The report uncovers how Zimbabwe’s intelligence and security forces are intricately involved in all aspects of the diamond trade – and how this props up the ruling party.
“Global Witness’ research into the joint venture companies operating in Marange has revealed a number of links between Zimbabwe’s feared and highly partisan intelligence organisation, the military, and three of these companies: Kusena, Anjin, and Jinan. Through these links, Zimbabwe’s CIO and military have secured themselves a potentially lucrative source of off-budget financing,” says the report.
“This kind of independent financing undermines democratic and civilian oversight of powerful state security services, leaving these institutions free to act independently with fewer checks and balances. This, in turn, incentivises these same institutions to preserve the power structures that afford them access to these funds. In Zimbabwe, where security forces are closely aligned to the ruling party ZANU-PF, this arrangement serves both parties by shoring up a system that maintains the security sector’s loyalty and the ruling party’s power.”
Another company, Mbada, which holds the largest concession in Marange, is revealed to be controlled and part-owned by Robert Mhlanga, a close associate of President Robert Mugabe.
Zimbabwean officials did not respond to Global Witness’ efforts to obtain comment.
Despite the obvious flaws in Zimbabwe’s diamond industry, Zimbabwean diamonds continue to enjoy certification from the Kimberley Process – an international stamp of approval. This raises serious concerns about whether the Kimberley Process, which is supposed to prevent these kinds of abuses, is still fit for purpose.
“The Kimberley Process was set up to stem the flow of conflict diamonds, but the definition remains rigid and narrow,” says Global Witness. “‘Conflict diamonds’ are limited to ‘rough diamonds used by rebel movements or their allies to finance armed conflicts aimed at undermining legitimate governments’. In a country like Zimbabwe, where state institutions profiting from diamonds, not rebels, are implicated in undermining democracy and serious human rights abuses, the Kimberley Process remains silent. Member states have shown no political will to amend this definition.”
As the Marange diamonds become harder to reach, the Zimbabwean government is amalgamating all private companies into one entity known as the Zimbabwe Consolidated Diamond Company. While this move presents an unprecedented opportunity to reform a rotten industry, it is also a chance to make it even more exploitative.
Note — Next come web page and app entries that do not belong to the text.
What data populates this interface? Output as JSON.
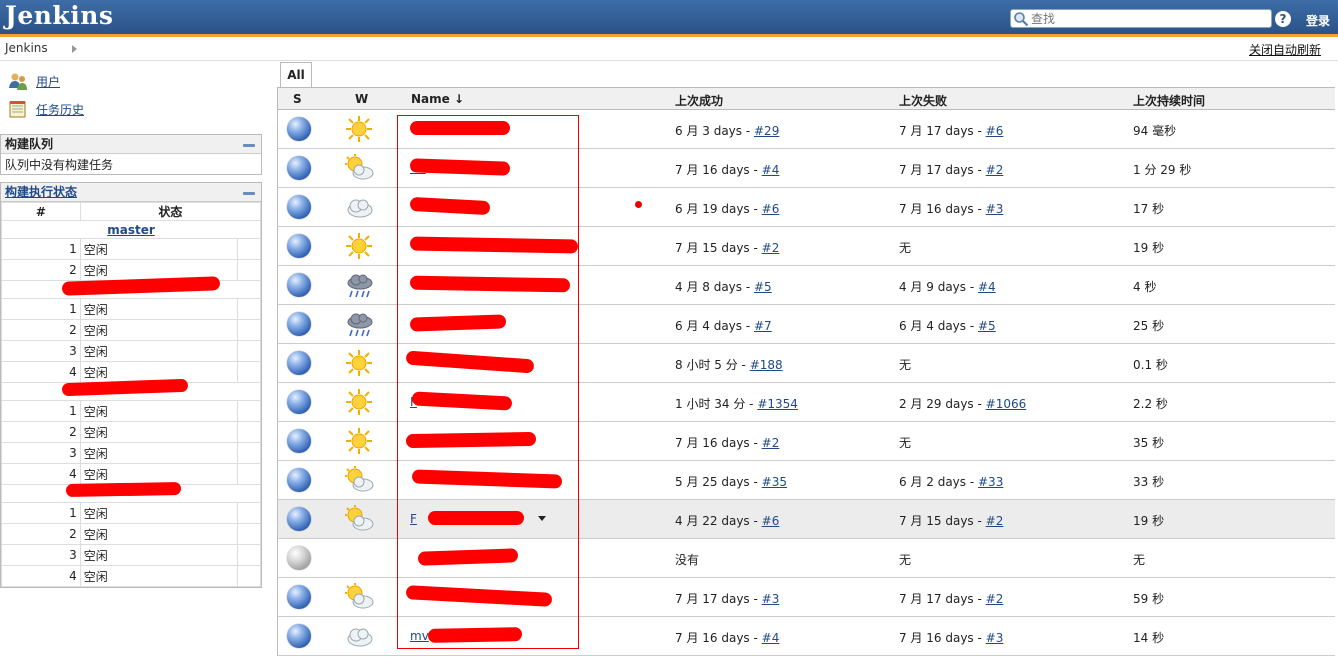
{
  "header": {
    "logo": "Jenkins",
    "search_placeholder": "查找",
    "login": "登录"
  },
  "breadcrumb": {
    "root": "Jenkins",
    "auto_refresh": "关闭自动刷新"
  },
  "sidebar": {
    "links": [
      {
        "label": "用户",
        "icon": "users-icon"
      },
      {
        "label": "任务历史",
        "icon": "notepad-icon"
      }
    ],
    "build_queue": {
      "title": "构建队列",
      "empty_text": "队列中没有构建任务"
    },
    "executors": {
      "title": "构建执行状态",
      "col_num": "#",
      "col_state": "状态",
      "groups": [
        {
          "node": "master",
          "rows": [
            {
              "n": "1",
              "s": "空闲"
            },
            {
              "n": "2",
              "s": "空闲"
            }
          ]
        },
        {
          "node": "",
          "rows": [
            {
              "n": "1",
              "s": "空闲"
            },
            {
              "n": "2",
              "s": "空闲"
            },
            {
              "n": "3",
              "s": "空闲"
            },
            {
              "n": "4",
              "s": "空闲"
            }
          ]
        },
        {
          "node": "",
          "rows": [
            {
              "n": "1",
              "s": "空闲"
            },
            {
              "n": "2",
              "s": "空闲"
            },
            {
              "n": "3",
              "s": "空闲"
            },
            {
              "n": "4",
              "s": "空闲"
            }
          ]
        },
        {
          "node": "",
          "rows": [
            {
              "n": "1",
              "s": "空闲"
            },
            {
              "n": "2",
              "s": "空闲"
            },
            {
              "n": "3",
              "s": "空闲"
            },
            {
              "n": "4",
              "s": "空闲"
            }
          ]
        }
      ]
    }
  },
  "view": {
    "tab": "All"
  },
  "jobs_table": {
    "headers": {
      "s": "S",
      "w": "W",
      "name": "Name ↓",
      "last_success": "上次成功",
      "last_failure": "上次失败",
      "last_duration": "上次持续时间"
    },
    "rows": [
      {
        "status": "blue",
        "weather": "sunny",
        "name": "",
        "succ_text": "6 月 3 days - ",
        "succ_link": "#29",
        "fail_text": "7 月 17 days - ",
        "fail_link": "#6",
        "duration": "94 毫秒"
      },
      {
        "status": "blue",
        "weather": "partly-cloudy",
        "name": "Ca",
        "succ_text": "7 月 16 days - ",
        "succ_link": "#4",
        "fail_text": "7 月 17 days - ",
        "fail_link": "#2",
        "duration": "1 分 29 秒"
      },
      {
        "status": "blue",
        "weather": "cloudy",
        "name": "",
        "succ_text": "6 月 19 days - ",
        "succ_link": "#6",
        "fail_text": "7 月 16 days - ",
        "fail_link": "#3",
        "duration": "17 秒"
      },
      {
        "status": "blue",
        "weather": "sunny",
        "name": "",
        "succ_text": "7 月 15 days - ",
        "succ_link": "#2",
        "fail_text": "无",
        "fail_link": "",
        "duration": "19 秒"
      },
      {
        "status": "blue",
        "weather": "rain",
        "name": "",
        "succ_text": "4 月 8 days - ",
        "succ_link": "#5",
        "fail_text": "4 月 9 days - ",
        "fail_link": "#4",
        "duration": "4 秒"
      },
      {
        "status": "blue",
        "weather": "rain",
        "name": "",
        "succ_text": "6 月 4 days - ",
        "succ_link": "#7",
        "fail_text": "6 月 4 days - ",
        "fail_link": "#5",
        "duration": "25 秒"
      },
      {
        "status": "blue",
        "weather": "sunny",
        "name": "",
        "succ_text": "8 小时 5 分 - ",
        "succ_link": "#188",
        "fail_text": "无",
        "fail_link": "",
        "duration": "0.1 秒"
      },
      {
        "status": "blue",
        "weather": "sunny",
        "name": "F",
        "succ_text": "1 小时 34 分 - ",
        "succ_link": "#1354",
        "fail_text": "2 月 29 days - ",
        "fail_link": "#1066",
        "duration": "2.2 秒"
      },
      {
        "status": "blue",
        "weather": "sunny",
        "name": "",
        "succ_text": "7 月 16 days - ",
        "succ_link": "#2",
        "fail_text": "无",
        "fail_link": "",
        "duration": "35 秒"
      },
      {
        "status": "blue",
        "weather": "partly-cloudy",
        "name": "",
        "succ_text": "5 月 25 days - ",
        "succ_link": "#35",
        "fail_text": "6 月 2 days - ",
        "fail_link": "#33",
        "duration": "33 秒"
      },
      {
        "status": "blue",
        "weather": "partly-cloudy",
        "name": "F",
        "succ_text": "4 月 22 days - ",
        "succ_link": "#6",
        "fail_text": "7 月 15 days - ",
        "fail_link": "#2",
        "duration": "19 秒"
      },
      {
        "status": "grey",
        "weather": "none",
        "name": "",
        "succ_text": "没有",
        "succ_link": "",
        "fail_text": "无",
        "fail_link": "",
        "duration": "无"
      },
      {
        "status": "blue",
        "weather": "partly-cloudy",
        "name": "",
        "succ_text": "7 月 17 days - ",
        "succ_link": "#3",
        "fail_text": "7 月 17 days - ",
        "fail_link": "#2",
        "duration": "59 秒"
      },
      {
        "status": "blue",
        "weather": "cloudy",
        "name": "mv",
        "succ_text": "7 月 16 days - ",
        "succ_link": "#4",
        "fail_text": "7 月 16 days - ",
        "fail_link": "#3",
        "duration": "14 秒"
      }
    ]
  },
  "colors": {
    "header_blue": "#2a5388",
    "accent_orange": "#f0a22a",
    "link": "#204a87",
    "redaction": "#ff0000"
  }
}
As Global Witness concludes: “Zimbabwe’s diamond industry is at a crossroads. Remaining reserves are dwindling and are more difficult to mine. But they remain lucrative enough to command the attention of both the government and private investors. A decade of disappearing diamond wealth, aided by a culture of impunity and secrecy, has shaped an industry captured by vested economic interest, rivalries, and mistrust. These are now playing out more publicly than ever, as rival interests compete for what can still be salvaged from the wreckage of a find that once offered such promise.
“The Government of Zimbabwe has sought to tighten its grip on the sector by amalgamating all its mining licences into a single new company — the ZCDC. If these efforts are successful, the government may secure greater control, though the signs of genuine reform remain to be seen. Evidence to date suggests the ZCDC will be run with the same opacity that has frustrated oversight and accountability in the past, while retaining many of the actors that have shaped the sector for the past decade.
“Of greatest concern is perhaps the prospect of Zimbabwe’s security sector — including the CIO and sanctioned ZDI or another entity connected to the army — securing a stake in a far greater proportion of Zimbabwe’s diamonds than they have enjoyed to date. If ZCDC does emerge as Zimbabwe’s only diamond mining company, and includes actors linked to the security forces, this may serve only to further entrench the economic interest of the security sector in the diamond industry.”